The poll, conducted by Research Without Barriers for the RNIB, also showed that 55% of people from the region thought that people with sight loss would struggle to find and hold down a job.
The people of East Anglia also struggled to understand how blind people could enjoy popular culture and entertainment with 30% believing that the blind could not enjoy TV and film and 19% believing that they could not enjoy books.
The poll findings were backed by a national survey conducted by the RNIB of more than 600 blind and partially-sighted people.
Opinions collected in the survey suggested that the biggest barrier faced by the blind was other people’s poor attitudes and lack of awareness to the disability alongside practical challenges like navigating streets and using public transport.

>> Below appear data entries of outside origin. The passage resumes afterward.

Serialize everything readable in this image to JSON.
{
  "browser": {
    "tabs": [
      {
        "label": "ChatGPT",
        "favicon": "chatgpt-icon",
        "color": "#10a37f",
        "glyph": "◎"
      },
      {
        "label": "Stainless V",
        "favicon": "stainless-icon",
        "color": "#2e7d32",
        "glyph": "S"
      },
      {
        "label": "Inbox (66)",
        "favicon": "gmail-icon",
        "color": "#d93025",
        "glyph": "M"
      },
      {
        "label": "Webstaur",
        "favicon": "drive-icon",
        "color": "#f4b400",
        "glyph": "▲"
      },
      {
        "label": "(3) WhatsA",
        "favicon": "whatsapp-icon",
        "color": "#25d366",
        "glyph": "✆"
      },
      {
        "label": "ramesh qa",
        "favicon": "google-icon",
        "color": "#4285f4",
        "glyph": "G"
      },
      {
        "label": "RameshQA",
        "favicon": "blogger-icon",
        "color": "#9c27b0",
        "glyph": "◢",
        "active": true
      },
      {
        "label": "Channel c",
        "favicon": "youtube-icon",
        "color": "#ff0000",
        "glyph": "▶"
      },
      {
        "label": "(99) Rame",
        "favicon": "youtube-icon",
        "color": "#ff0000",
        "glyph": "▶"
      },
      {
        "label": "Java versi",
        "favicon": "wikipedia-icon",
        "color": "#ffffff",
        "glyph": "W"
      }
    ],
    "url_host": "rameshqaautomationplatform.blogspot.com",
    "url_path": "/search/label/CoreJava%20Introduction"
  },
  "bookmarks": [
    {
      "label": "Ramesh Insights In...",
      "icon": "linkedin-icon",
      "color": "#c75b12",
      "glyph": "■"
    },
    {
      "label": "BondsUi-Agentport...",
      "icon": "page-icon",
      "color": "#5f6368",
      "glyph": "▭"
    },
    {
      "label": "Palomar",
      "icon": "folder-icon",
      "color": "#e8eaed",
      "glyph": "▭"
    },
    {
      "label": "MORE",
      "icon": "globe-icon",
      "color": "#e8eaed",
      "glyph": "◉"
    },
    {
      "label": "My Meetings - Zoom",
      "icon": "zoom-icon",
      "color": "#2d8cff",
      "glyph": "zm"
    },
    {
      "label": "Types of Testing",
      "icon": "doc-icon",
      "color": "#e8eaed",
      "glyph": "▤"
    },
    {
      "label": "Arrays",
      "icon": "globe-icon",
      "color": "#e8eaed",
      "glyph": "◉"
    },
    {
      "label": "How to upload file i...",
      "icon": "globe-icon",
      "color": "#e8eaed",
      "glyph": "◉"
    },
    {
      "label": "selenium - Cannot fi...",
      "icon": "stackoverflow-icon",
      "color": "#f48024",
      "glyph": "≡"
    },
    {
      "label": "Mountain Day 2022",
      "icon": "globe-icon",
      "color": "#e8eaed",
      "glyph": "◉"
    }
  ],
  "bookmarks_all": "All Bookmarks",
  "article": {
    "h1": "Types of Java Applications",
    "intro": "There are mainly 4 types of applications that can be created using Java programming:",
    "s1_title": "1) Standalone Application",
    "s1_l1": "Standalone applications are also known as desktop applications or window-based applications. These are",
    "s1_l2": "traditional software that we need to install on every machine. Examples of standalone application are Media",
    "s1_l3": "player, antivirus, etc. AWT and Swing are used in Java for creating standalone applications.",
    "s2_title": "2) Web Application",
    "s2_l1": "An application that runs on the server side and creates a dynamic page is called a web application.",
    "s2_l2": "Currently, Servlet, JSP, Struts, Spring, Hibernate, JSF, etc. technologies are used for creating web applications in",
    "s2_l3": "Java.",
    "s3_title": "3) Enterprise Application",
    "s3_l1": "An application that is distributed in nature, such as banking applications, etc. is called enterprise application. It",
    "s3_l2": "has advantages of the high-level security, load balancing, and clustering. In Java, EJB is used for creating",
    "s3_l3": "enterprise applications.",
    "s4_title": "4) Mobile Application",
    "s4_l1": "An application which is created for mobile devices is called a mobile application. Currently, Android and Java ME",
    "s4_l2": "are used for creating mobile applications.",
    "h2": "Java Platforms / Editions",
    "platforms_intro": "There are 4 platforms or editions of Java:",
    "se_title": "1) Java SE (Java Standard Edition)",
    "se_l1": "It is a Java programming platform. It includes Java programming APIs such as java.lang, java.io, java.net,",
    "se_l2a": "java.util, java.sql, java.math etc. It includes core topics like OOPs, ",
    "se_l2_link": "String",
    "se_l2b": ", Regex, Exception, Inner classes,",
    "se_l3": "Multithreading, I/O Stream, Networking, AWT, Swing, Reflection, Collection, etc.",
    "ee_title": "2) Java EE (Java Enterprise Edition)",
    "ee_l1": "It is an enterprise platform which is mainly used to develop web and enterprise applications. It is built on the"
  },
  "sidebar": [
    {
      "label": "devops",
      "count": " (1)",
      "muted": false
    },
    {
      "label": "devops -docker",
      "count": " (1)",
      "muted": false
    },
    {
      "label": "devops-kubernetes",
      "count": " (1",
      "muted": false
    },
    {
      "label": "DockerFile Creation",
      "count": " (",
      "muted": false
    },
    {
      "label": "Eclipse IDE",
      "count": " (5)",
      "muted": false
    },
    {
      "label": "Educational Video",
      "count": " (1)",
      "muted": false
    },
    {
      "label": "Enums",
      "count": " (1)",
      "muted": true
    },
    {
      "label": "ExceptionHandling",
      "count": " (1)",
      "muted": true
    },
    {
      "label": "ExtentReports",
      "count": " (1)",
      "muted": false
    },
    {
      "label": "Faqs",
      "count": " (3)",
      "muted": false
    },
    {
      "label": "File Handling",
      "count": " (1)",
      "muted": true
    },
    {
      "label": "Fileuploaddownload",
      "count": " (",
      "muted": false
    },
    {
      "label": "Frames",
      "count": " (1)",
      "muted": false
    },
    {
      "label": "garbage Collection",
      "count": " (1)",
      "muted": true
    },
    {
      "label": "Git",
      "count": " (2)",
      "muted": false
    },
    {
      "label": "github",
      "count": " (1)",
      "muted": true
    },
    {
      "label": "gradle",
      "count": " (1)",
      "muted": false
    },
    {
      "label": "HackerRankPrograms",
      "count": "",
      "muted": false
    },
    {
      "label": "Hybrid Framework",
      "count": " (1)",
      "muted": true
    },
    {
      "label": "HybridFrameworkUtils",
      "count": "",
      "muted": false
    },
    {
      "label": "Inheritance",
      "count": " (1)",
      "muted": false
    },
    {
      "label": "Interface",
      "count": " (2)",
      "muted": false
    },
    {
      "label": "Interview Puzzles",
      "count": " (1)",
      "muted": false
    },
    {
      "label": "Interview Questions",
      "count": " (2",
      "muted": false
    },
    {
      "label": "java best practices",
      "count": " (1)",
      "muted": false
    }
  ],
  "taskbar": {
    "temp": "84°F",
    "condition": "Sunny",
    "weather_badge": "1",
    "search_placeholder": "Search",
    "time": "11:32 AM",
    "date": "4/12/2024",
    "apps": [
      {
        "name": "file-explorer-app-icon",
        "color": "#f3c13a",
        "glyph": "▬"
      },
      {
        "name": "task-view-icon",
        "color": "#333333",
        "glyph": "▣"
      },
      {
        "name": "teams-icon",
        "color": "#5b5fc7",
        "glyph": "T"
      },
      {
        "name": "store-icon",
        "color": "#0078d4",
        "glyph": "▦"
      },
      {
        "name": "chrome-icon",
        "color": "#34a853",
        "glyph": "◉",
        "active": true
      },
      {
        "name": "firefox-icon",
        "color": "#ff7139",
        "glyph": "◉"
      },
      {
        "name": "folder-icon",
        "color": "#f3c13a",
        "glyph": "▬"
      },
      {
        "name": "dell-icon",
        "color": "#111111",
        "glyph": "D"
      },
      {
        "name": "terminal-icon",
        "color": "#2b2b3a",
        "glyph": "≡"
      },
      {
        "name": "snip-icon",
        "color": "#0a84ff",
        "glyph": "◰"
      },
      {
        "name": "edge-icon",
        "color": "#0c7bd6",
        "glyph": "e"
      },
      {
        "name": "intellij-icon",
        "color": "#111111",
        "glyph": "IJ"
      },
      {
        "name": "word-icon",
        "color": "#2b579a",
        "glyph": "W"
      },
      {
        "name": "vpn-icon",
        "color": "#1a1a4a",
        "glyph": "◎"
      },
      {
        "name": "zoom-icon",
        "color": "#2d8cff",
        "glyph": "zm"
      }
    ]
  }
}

Ms Papaleo said: “Our vision is a world free of barriers for people with sight loss, where blind and partially sighted people can live the lives they want to lead and are valued for who they are not the disabilities they have.
“It’s an ambitious vision but I’m confident we can achieve by working with blind and partially-sighted people and our partners as we move into an exciting new chapter of our story.”
Watch the video to find out about the RNIB and its 150 year history.
To find out more visit the charity’s website.